The last piece of making this a suitable habitat for Loki was making sure it was the proper temperature which is a bit easier for us than it might be for those who don’t have a reptile room kept at a specific temperature. The ambient temp in here is about 80 to 85°F during the day and drops between 75-80°F at night. So, everything worked out perfectly and Loki has been enjoying his new home for a couple months now.

My favorite part about all of this is seeing how much happier Loki is. I was worried about having this big expanse of glass in the front here because in Loki’s previous history he did rub his face against glass when he was inappropriately housed but he hasn’t done that behavior which tells me that he’s really comfortable in his new space.

Overall, I am loving Loki’s new habitat. I’m excited to see what it looks like a year from now when all the plants are grown in and hopefully Loki continues to enjoy it too. It’s amazing what live plants can do to enrich an animal’s life and that includes humans. Plants are a wonderful way to liven up your space and bring a bit of nature into your home.

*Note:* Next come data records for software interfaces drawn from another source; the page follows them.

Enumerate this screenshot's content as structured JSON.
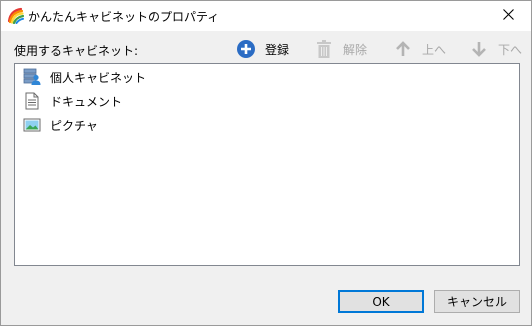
{
  "window": {
    "title": "かんたんキャビネットのプロパティ",
    "icon": "rainbow-pencils-icon",
    "close_icon": "close-icon"
  },
  "section": {
    "label": "使用するキャビネット:"
  },
  "toolbar": {
    "register": {
      "label": "登録",
      "icon": "plus-circle-icon",
      "enabled": true
    },
    "remove": {
      "label": "解除",
      "icon": "trash-icon",
      "enabled": false
    },
    "up": {
      "label": "上へ",
      "icon": "arrow-up-icon",
      "enabled": false
    },
    "down": {
      "label": "下へ",
      "icon": "arrow-down-icon",
      "enabled": false
    }
  },
  "cabinets": [
    {
      "label": "個人キャビネット",
      "icon": "personal-cabinet-icon"
    },
    {
      "label": "ドキュメント",
      "icon": "document-icon"
    },
    {
      "label": "ピクチャ",
      "icon": "picture-icon"
    }
  ],
  "buttons": {
    "ok": "OK",
    "cancel": "キャンセル"
  },
  "colors": {
    "accent": "#0078d7",
    "disabled_text": "#a8a8a8",
    "register_icon": "#2b6cc4"
  }
}
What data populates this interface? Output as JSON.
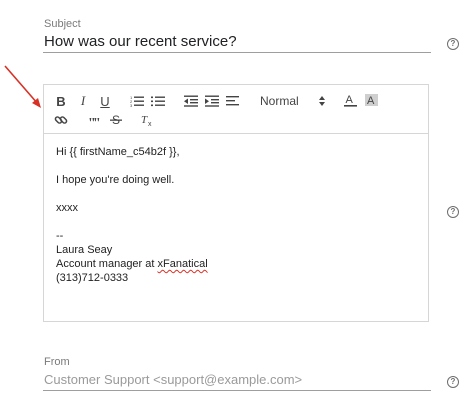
{
  "subject": {
    "label": "Subject",
    "value": "How was our recent service?"
  },
  "editor": {
    "toolbar": {
      "bold_label": "B",
      "italic_label": "I",
      "underline_label": "U",
      "format_value": "Normal",
      "icons": [
        "bold",
        "italic",
        "underline",
        "ordered-list",
        "bullet-list",
        "outdent",
        "indent",
        "align",
        "text-color",
        "highlight-color",
        "link",
        "blockquote",
        "strikethrough",
        "clear-formatting"
      ]
    },
    "body_lines": [
      "Hi {{ firstName_c54b2f }},",
      "",
      "I hope you're doing well.",
      "",
      "xxxx",
      "",
      "--",
      "Laura Seay"
    ],
    "signature_role_prefix": "Account manager at ",
    "signature_company": "xFanatical",
    "signature_phone": "(313)712-0333"
  },
  "from": {
    "label": "From",
    "placeholder": "Customer Support <support@example.com>"
  },
  "help_icon_glyph": "?",
  "annotation_arrow_color": "#d93025"
}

If today’s video has inspired you to fill your home with plants and you’d like some help with that you can head on over to Skillshare to find classes on how to pick the right plant for you. Botanist Chris Satch teaches a class on the benefits of bringing plants into your home which can include boosting productivity, happiness, and even oxygen levels.

He also teaches you how to shop for healthy plants and how to choose the best plant for your environment. If you’re looking to get some plans to add more happiness and creativity to your space, I highly recommend Chris’s class.

Skillshare is an online learning community that offers membership with meaning. So much to explore, real projects to create, and the support of fellow creatives. Skillshare empowers you to accomplish real growth and it makes it easy with short classes that will fit into your daily routine.

A premium membership will give you unlimited access so you can join the classes and communities that are just right for you and an annual subscription to Skillshare is less than $10 a month. And if you’re one of the first 1000 people to click the link in the description, you can get a two-month free trial of Skillshare’s premium membership.

Thank you for watching I hope you enjoyed seeing Loki’s new home and getting another look at how we’re working hard to keep every animal in our care happy and healthy if you’d like to keep learning about animals and how we’re caring for the other 90+ animals at Animal Wonders be sure to subscribe and I’ll see you next week. Bye.